New York City Life Expectancy Rises to 80.6 Years, Above National Average

The life expectancy of a New York City baby born in 2009 is 80.6 years, three years higher than in 2000 and above the national rate of 78.2 years, Mayor Michael Bloomberg said today.

The mayor cited the city’s health interventions, including its anti-smoking campaign and expanded testing and treatment for the HIV virus. Bloomberg released the figures today in joint statement with Deputy Mayor Linda Gibbs and Health Commissioner Thomas Farley.

The life expectancy for 40-year-olds in New York increased by two-and-a-half years to 82 from 2000 to 2009, the mayor said. The gain was greater than the 1.2-year increase for the same age group in the U.S. as a whole.

The mayor is the founder and majority owner of Bloomberg News parent Bloomberg LP.

To contact the reporter on this story: Henry Goldman in New York at hgoldman@bloomberg.net

To contact the editor responsible for this story: Mark Schoifet at mschoifet@bloomberg.net

Press spacebar to pause and continue. Press esc to stop.
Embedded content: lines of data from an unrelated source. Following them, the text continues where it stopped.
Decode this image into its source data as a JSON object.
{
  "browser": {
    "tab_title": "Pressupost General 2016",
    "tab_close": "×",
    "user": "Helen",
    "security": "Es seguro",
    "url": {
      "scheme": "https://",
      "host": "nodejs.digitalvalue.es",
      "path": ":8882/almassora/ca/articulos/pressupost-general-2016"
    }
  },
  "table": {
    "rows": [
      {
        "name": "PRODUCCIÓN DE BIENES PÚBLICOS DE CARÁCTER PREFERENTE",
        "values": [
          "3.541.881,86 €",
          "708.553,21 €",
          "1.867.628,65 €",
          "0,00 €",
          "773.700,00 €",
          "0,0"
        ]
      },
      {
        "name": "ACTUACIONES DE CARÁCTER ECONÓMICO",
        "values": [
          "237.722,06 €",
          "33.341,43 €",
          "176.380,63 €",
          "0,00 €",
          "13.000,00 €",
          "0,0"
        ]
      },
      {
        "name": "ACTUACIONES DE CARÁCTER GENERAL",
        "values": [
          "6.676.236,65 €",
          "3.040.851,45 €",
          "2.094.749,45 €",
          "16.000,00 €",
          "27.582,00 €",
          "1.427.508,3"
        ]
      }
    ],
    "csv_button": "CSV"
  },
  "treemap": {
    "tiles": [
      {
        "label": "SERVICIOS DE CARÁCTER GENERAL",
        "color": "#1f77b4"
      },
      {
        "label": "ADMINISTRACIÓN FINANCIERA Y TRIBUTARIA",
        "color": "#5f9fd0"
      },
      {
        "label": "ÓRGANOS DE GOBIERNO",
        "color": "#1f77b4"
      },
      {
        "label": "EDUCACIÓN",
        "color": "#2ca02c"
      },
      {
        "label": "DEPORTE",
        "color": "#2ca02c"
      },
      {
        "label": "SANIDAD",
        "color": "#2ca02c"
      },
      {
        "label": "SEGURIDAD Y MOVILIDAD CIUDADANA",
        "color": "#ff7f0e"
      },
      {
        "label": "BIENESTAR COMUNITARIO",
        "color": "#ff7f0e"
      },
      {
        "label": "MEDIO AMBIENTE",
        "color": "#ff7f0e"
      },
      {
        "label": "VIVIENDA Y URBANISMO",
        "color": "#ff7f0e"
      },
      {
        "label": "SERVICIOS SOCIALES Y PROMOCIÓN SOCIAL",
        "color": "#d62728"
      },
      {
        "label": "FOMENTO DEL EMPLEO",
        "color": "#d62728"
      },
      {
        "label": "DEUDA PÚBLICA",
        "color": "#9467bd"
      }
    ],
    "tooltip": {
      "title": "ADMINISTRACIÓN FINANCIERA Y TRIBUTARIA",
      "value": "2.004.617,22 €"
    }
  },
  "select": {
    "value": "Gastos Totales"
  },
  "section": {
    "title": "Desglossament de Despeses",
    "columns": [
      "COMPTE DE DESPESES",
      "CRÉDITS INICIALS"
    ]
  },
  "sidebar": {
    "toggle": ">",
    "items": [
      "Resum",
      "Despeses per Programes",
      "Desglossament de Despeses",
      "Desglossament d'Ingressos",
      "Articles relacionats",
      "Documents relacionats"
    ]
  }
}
Bloomberg reserves the right to remove comments but is under no obligation to do so, or to explain individual moderation decisions.
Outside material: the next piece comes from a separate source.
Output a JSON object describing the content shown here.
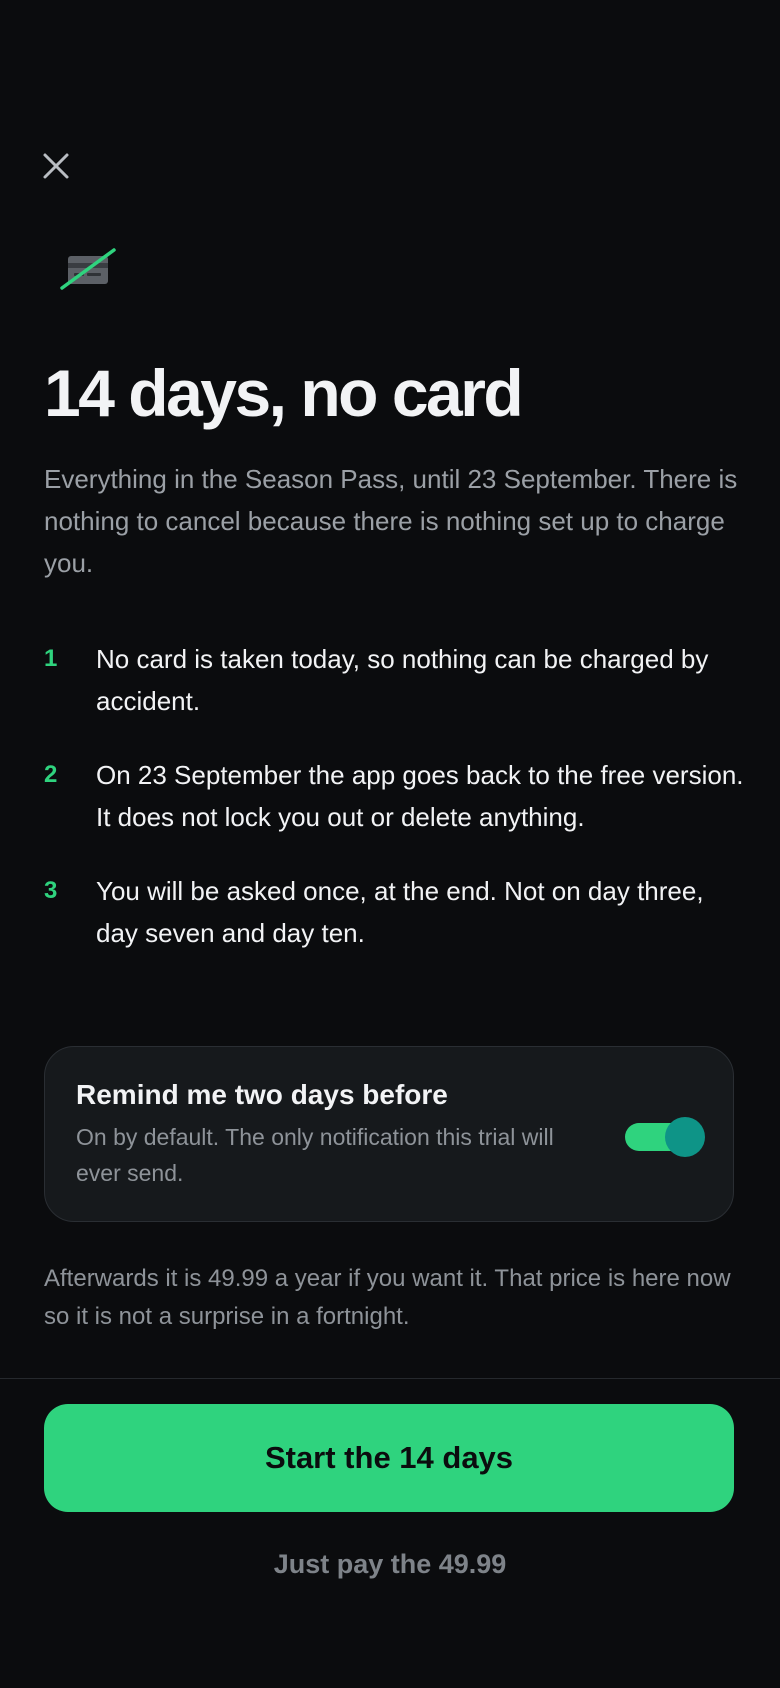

Please enable JavaScript to view the comments powered by Disqus.